Brief Architechtural History of Lilford Hall

Lilford Hall is a Grade 1 listed stately 100 room home with a 55,000 sq ft floor area, located in the eastern part of the County of Northamptonshire in the United Kingdom. A Grade 1 listed building is considered by the UK Government as of outstanding architectual and historic interest.

Lilford Hall was built around 1495 for William Elmes as a Tudor mansion. Major enlargements were made in 1635 for William Elmes. Alterations were then made in the 18th Century by the prominent architect Henry Flitcroft for his grandson Thomas Powys.


Lilford is Jacobean-style gentry house of the 1630s, related closely with Thorpe masons through its parallels with other neighbouring houses such as Kirby Hall and Apethorpe Hall. Its plan is traditional and arranged around a 'U-shaped' court with the hall entered by a screens passage, the Great Chamber placed over the hall, leading to the principal apartment that terminated with the Great Bed-chamber.

Its development by successive generations of the Powys family, who acquired the property in 1711, respected the old house, but each stage has a clarity that is clearly legible and contributes to the whole. Apart from the construction of the pair of balancing stable wings by Henry Flitcroft and the successive addition of small scale extensions in the form of additional storeys to the east end of the two wings, works were confined to alterations within the house and remodelling.


The Jacobean house is considered as of considerable significance, and Henry Flitcroft's alterations in the 1740s are of a similar status. The outstanding contribution is that of Henry Flitcroft in the c1740s with his insertion of a comprehensive set of 18C interiors that not only transformed the principal rooms into a sequence of Palladian spaces, but brought light into the heart of the building. The play of the sequence of 18C rooms within the structure of the Jacobean house is one of the most notable features of the house.

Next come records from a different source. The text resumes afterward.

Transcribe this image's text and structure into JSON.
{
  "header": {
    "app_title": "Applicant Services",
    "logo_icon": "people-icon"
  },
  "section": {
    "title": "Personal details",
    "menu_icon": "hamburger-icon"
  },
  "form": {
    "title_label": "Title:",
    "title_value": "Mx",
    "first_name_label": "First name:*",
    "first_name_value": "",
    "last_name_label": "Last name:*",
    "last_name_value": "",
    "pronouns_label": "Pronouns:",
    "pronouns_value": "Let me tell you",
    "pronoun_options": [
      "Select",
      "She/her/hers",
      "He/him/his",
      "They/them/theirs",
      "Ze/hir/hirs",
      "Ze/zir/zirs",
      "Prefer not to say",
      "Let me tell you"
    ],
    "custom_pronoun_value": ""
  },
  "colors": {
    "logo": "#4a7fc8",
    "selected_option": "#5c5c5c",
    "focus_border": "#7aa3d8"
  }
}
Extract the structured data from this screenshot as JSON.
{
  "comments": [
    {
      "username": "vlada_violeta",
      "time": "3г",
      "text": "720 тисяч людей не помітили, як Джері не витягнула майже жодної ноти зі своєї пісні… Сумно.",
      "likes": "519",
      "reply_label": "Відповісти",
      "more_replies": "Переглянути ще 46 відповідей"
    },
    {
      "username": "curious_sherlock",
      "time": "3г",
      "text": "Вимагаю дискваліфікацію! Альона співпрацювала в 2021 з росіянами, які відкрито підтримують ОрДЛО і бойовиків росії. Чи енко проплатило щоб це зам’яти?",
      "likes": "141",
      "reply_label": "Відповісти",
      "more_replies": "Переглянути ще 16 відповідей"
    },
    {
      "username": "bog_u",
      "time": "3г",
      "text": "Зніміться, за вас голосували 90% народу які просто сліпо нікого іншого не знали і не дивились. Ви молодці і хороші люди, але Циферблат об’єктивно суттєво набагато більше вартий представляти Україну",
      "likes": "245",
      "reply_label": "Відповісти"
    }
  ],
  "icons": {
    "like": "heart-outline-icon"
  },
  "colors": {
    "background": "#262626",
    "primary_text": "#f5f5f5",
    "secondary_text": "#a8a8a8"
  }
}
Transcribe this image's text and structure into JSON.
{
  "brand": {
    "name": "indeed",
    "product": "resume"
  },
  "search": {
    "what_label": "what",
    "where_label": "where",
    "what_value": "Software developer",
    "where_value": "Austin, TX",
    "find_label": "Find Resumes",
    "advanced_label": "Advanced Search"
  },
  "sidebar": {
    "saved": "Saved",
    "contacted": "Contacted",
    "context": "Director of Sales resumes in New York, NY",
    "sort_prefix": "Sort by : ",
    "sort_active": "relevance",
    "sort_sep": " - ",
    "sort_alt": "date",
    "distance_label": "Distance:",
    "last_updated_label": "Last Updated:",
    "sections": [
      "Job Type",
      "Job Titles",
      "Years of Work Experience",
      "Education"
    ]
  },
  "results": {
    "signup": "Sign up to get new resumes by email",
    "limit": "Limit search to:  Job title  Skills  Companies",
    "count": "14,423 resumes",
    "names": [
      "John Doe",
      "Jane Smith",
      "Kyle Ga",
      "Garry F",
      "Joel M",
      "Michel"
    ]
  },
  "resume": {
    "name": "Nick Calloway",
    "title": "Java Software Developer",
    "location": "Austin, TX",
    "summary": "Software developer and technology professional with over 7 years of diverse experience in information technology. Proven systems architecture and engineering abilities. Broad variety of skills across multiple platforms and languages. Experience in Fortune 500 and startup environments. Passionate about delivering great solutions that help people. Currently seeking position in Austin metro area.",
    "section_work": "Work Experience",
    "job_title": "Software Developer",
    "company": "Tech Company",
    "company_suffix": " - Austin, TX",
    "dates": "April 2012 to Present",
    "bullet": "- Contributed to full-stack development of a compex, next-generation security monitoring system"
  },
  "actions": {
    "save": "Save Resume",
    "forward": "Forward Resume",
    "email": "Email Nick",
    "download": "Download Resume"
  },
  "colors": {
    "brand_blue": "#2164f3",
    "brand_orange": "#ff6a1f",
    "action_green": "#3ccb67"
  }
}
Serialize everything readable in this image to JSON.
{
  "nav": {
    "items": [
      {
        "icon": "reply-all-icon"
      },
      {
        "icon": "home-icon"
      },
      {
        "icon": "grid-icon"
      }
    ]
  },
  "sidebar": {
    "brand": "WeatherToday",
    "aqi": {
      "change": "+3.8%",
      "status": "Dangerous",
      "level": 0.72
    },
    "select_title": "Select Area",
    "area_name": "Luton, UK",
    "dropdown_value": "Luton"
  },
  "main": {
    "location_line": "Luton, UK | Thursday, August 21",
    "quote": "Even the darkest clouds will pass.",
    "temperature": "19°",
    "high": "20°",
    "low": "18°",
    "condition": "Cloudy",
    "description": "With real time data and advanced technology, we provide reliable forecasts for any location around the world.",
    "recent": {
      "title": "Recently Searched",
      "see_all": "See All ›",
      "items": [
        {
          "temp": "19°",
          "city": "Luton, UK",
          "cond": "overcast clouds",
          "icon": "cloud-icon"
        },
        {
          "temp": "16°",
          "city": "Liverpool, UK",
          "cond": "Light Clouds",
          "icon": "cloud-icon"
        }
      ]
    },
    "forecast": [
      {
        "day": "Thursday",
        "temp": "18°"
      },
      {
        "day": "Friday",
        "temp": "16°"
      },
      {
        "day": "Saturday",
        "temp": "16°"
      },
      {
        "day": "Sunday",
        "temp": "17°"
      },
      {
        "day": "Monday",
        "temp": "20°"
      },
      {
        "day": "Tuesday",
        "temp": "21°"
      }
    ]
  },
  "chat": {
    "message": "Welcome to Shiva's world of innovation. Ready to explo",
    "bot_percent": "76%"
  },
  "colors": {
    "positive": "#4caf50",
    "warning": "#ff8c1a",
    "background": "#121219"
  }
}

The play between these 18th Century interiors and the Jacobean exterior is a major feature of Lilford Hall. The alterations of the early 19th Century are of some significance as are William Gilbee Habershon's work in the 1840s. However, the latter was primarily concerned with the exterior and the integration of the garden with the house. Of more significance is the extension of the house in 1909 by William Dunn and Robert Watson of Dunn & Watson whose proposals extended the north and south ranges in an imaginative way reminiscent of other Scottish architects such as Sir Robert Stodart Lorimer.


The relationship of the Hall to its setting is also notable, particularly because of the integration of the house with the pleasure grounds and deer park. The Park was formalized between 1747 and 1776 by removing all of the existing village (12 houses and the vicarage) as well as St. Peter’s Church, which buildings were all located close south of the Hall. The remains of the church were then used to build a folly near the Achurch end of the Park.

 The importance of Lilford Hall as seen from a Country Life article published in 1990 follows:


“Impressiveness is the chief attribute of Lilford Hall as a specimen of architecture. It towers among the big trees and rolling lawns by the River Nene, a fine specimen of complete design of the stately order of Renaissance-Tudor work (the second phase of Renaissance architecture is now known as Jacobean). Unlike most of the great houses of that time it is very lofty, very compact, and has no after-thoughts or additions.


Though really developed from an earlier mansion, it looks as though it had taken shape in everlasting stone, exactly as the architect conceived the design and set it out on paper. The grey limestone of which it is built is so good and hard that were it not for the lichen on it the house would appear new, so sharp are the mouldings, and so little touched by time.


It is a splendid house, clean cut and upstanding. The very chimneys are like colonnades of stone, sky touching, cloud compelling. From the pierced parapets of the terraces below the stepped gable tops and massive oriels of the front all is a perfect whole, imposing from its concentration and mass, and most appropriately set in scenery, which owes much to its trees and little to natural outline, so that the appearance of the house is rendered more striking by contrast. 


Endless grass and trees surround the Hall. From the entrance to the house is a secondary park, known as the lawn, full of large beeches, oaks and elms. Behind the house, and away to the east and north, stretches the dear park. On the south, beyond the stone arches and terraces, lies the formal garden, sloping gently to a pierced stone balustrade, in front of which stands a long row of sentinel Irish yews.”


*Pevsner, Nikolaus, ''The Buildings of England – Northamptonshire''. ISBN 0-300-09632-1

*Heward, John and Taylor, Robert "The Country Houses of Northamptonshire". ISBN 1-873592-21-3

*Inskip, Peter "Lilford Hall Conservation Statement" Peter Inskip and Peter Jenkins Architects

Country Life Illustrated, Vol VII No 160, 27th January 1900 issue